What is a Lottery?



Lotteries are an organized form of gambling in which people purchase tickets and wager small amounts for the chance of winning a large prize. They are typically run by the state or city government, and a portion of the proceeds are donated to good causes. Most lotteries feature big cash prizes.

Lotteries began in Europe in the early 15th century. The first modern lottery appeared in Flanders. It was called the Loterie Royale and was authorized by the edict of Chateaurenard. There were several cities that permitted lotteries, and King Francis I of France introduced the lottery in his kingdom.

There are various types of lottery games in different states, and the rules vary greatly from one state to another. In general, the rules of a lottery will determine the frequency of drawings and the size of the prizes. These laws will also determine the amount of tax that must be paid.

Many countries have a national lottery, while others have regional laws. Some nations prohibit the use of mails for lottery mailings. Generally, a ticket must be thoroughly mixed by mechanical means. This ensures a random selection of winners. A lot of money raised by lotteries goes to public projects such as libraries, schools, bridges, and roads.

Lotteries were popular in the United States during the colonial period. Several colonies, including Massachusetts and Pennsylvania, held public lotteries to raise money for fortifications, colleges, and other public projects. Several colonists used lotteries during the French and Indian Wars.

There are some arguments against lotteries, and many people believe that they are a form of hidden tax. However, most lotteries are legal in most American states. If you win a lottery, you are usually able to deduct the cost of the ticket from your taxes.

Lotteries are an easy way to raise money. While most lotteries are conducted by the state or city government, there are also charities that raffle off prizes. For example, in the District of Columbia, the government runs two different lottery games. One, the Mega Millions, uses five balls from a pool of numbers from 1 to 70. People can buy fractions of this game, which costs slightly more than the total cost of the ticket.

Modern lotteries often involve computers. Ticket sales are usually increased dramatically for rollover drawings. Ticket sales are also driven by big jackpots.

Typically, the percentage of the pool that is returned to bettors is between 40 and 60 percent. This percentage is dependent on how much the promoter earns from the sale of tickets. When the winnings are millions of dollars, the winner is liable for state and local taxes.

Lotteries have a history that is similar throughout Europe. The earliest known lotteries were distributed by wealthy noblemen during Saturnalian revels. Other lotteries were held during the Roman Empire. Some emperors gave away slaves and property through the use of lotteries.

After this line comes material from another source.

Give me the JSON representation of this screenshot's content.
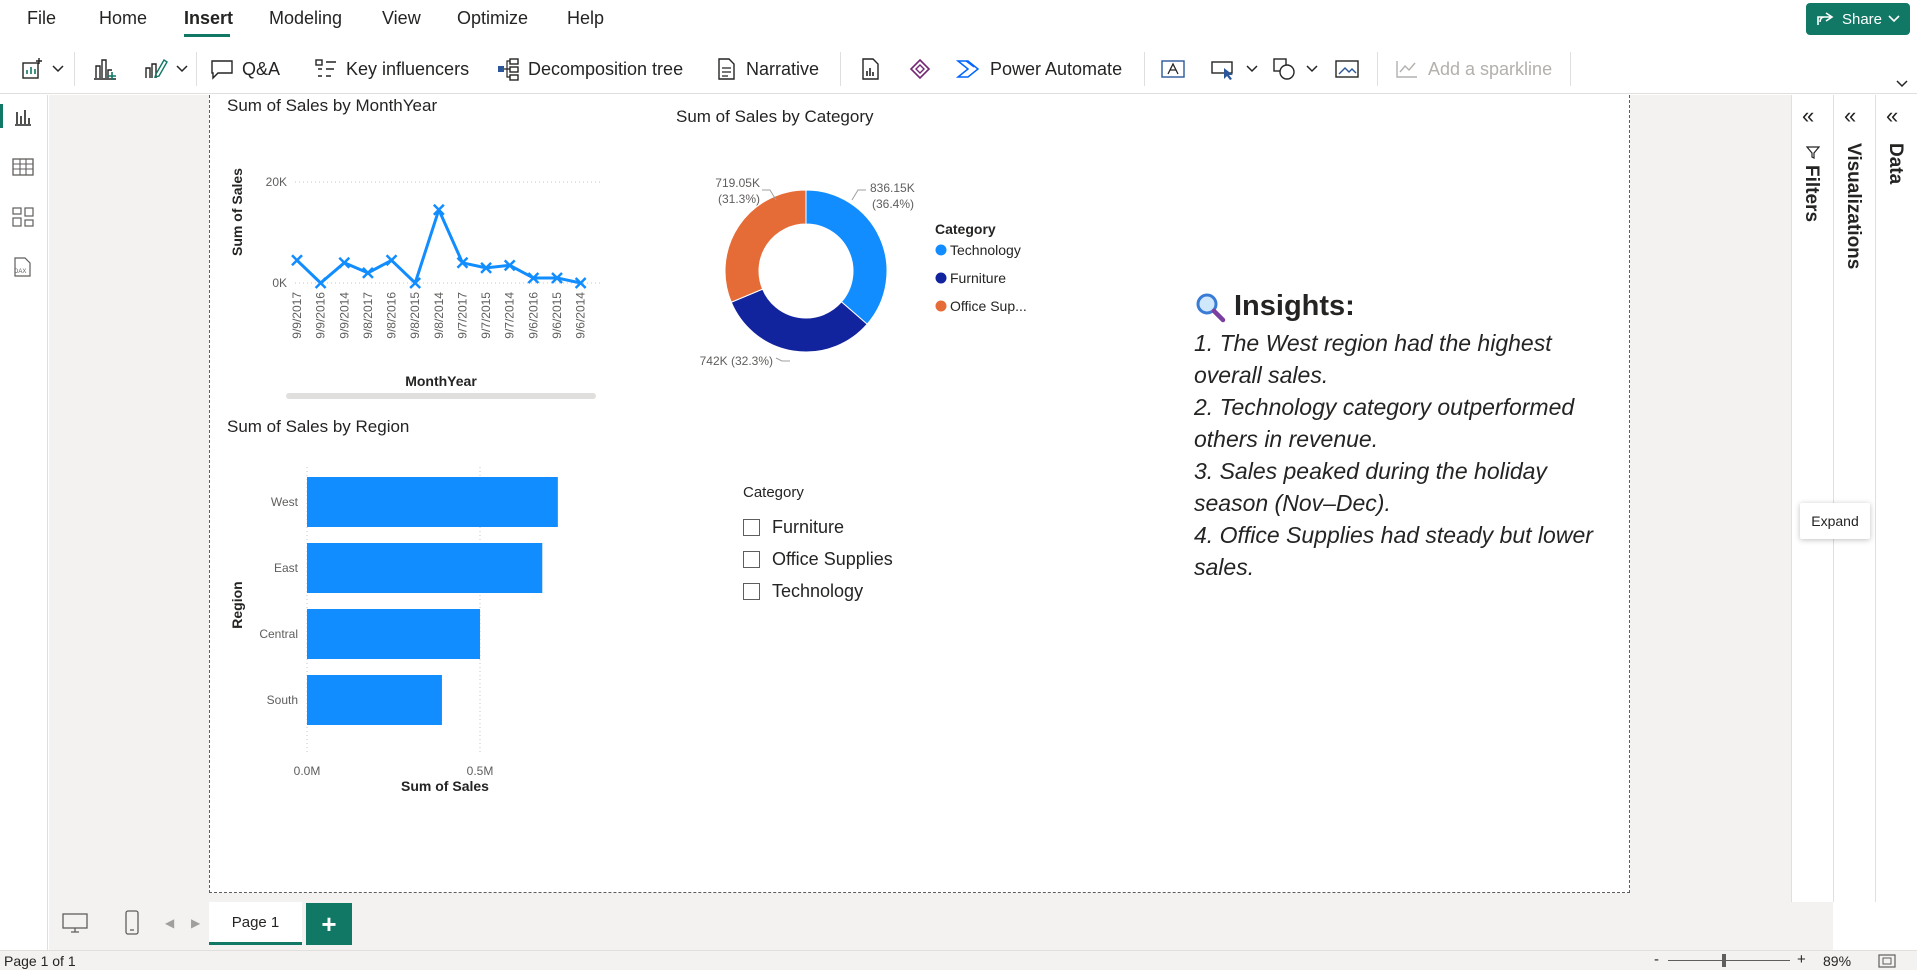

Since lotteries are a simple game, they are a popular option for raising funds for a variety of public purposes. They are easy to organize and have a wide appeal among the general public.